There are public health policies that pose challenges to scientists in their quest to improve public health. One of these issues is lack of adequate government support in terms of funding and resources. The policies could also be restrictive on the process of conducting research by for instance severely limiting the extent to which a scientist can experiment the effectiveness of a drug. The value of the research could also be watered down by excessive focus on the side effects of say a drug at the expense of the numerous benefits it has brought to people (Jesitus, 2007). For instance in the case of gardasil vaccine the drug was blamed for causing 31 deaths of its users after they reported blood clots but after postmortem analysis of the victims were done, physicians were reluctant to blame the deaths on the gardasil vaccine. Most of the victims had high risks of blood clots due to obesity, use of oral contraceptive and smoking.
In the interest of the general public some physician have urged for a thorough study on the adversity of side effects associated with gardasil vaccine. This is in line with ensuring that it does not in particular harm the young girls who use the vaccine. Government funding of research projects is a lengthy procedure that at times poses a challenge to the scientists in their quest to provide the world with breakthrough inventions (Jesitus, 2007).
Science definitely has a deep effect in shaping today’s culture. The invention of the gardasil for instance alters the lives of millions of girls worldwide by giving them an opportunity to grow into adulthood with significantly reduced fears of contracting cervical cancer. This could play about in the sexual lives of the girls, their use of contraceptives among other issues that touch on social lives (Jesitus, 2007). Technological advances have made it possible for scientists in different fields such as engineering, medicine, and telecommunications among others to come together and improve humanity through breakthrough inventions such gardasil vaccine.
Aschenbrenner, D. S. (2009) a New Indication for the HPV Vaccine Gardasil AJN, American Journal of Nursing: January 2009 - Volume 109 - Issue 1 - p 34–35
Jesitus, J. (2007). Grounds for gardasil.

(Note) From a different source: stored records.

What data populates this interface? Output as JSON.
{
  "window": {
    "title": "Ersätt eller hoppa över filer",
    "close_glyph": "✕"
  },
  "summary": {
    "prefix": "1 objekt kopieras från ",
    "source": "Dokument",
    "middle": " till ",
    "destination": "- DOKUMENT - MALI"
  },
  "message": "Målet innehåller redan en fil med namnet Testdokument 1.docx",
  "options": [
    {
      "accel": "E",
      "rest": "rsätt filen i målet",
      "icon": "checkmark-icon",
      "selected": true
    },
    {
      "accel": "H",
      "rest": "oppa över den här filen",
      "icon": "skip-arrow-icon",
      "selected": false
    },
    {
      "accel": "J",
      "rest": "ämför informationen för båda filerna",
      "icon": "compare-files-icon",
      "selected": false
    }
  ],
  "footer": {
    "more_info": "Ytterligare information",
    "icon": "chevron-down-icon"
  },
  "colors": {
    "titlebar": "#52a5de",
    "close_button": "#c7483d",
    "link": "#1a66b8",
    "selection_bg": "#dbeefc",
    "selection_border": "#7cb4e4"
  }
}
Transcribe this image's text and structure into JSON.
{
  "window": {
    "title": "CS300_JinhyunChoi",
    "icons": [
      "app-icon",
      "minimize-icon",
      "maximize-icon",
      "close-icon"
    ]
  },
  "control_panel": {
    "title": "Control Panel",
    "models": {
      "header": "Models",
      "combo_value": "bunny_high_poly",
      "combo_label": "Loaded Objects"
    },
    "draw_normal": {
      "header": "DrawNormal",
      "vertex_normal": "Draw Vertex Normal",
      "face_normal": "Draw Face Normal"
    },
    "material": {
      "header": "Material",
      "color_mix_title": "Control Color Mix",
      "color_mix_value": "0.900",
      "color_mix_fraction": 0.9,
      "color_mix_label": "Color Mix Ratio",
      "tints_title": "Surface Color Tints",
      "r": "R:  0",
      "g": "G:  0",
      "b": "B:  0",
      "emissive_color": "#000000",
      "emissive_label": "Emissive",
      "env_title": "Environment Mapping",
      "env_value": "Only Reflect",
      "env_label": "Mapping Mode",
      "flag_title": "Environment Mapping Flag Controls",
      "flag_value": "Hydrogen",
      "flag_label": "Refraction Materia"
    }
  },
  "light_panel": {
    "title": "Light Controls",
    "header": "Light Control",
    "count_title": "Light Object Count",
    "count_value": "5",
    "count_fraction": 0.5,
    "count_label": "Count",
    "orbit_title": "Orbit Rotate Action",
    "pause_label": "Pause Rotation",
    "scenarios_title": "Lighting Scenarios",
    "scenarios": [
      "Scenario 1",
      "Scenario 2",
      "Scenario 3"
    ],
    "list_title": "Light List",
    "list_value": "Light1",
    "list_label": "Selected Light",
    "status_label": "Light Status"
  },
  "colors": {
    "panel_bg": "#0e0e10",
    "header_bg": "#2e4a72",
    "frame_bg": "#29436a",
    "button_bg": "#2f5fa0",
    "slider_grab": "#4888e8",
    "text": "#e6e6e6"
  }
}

New England Journal of Medicine 364(22):2164-5 (2011)
Kathrin, J., Barry, B., & Eliav, B. (2012). The Story of Gardasil. Retrieved April 15, 2013, from http://www.innovation.org/index.cfm/StoriesofInnovation/InnovatorStories/The_Story_of_Gardasil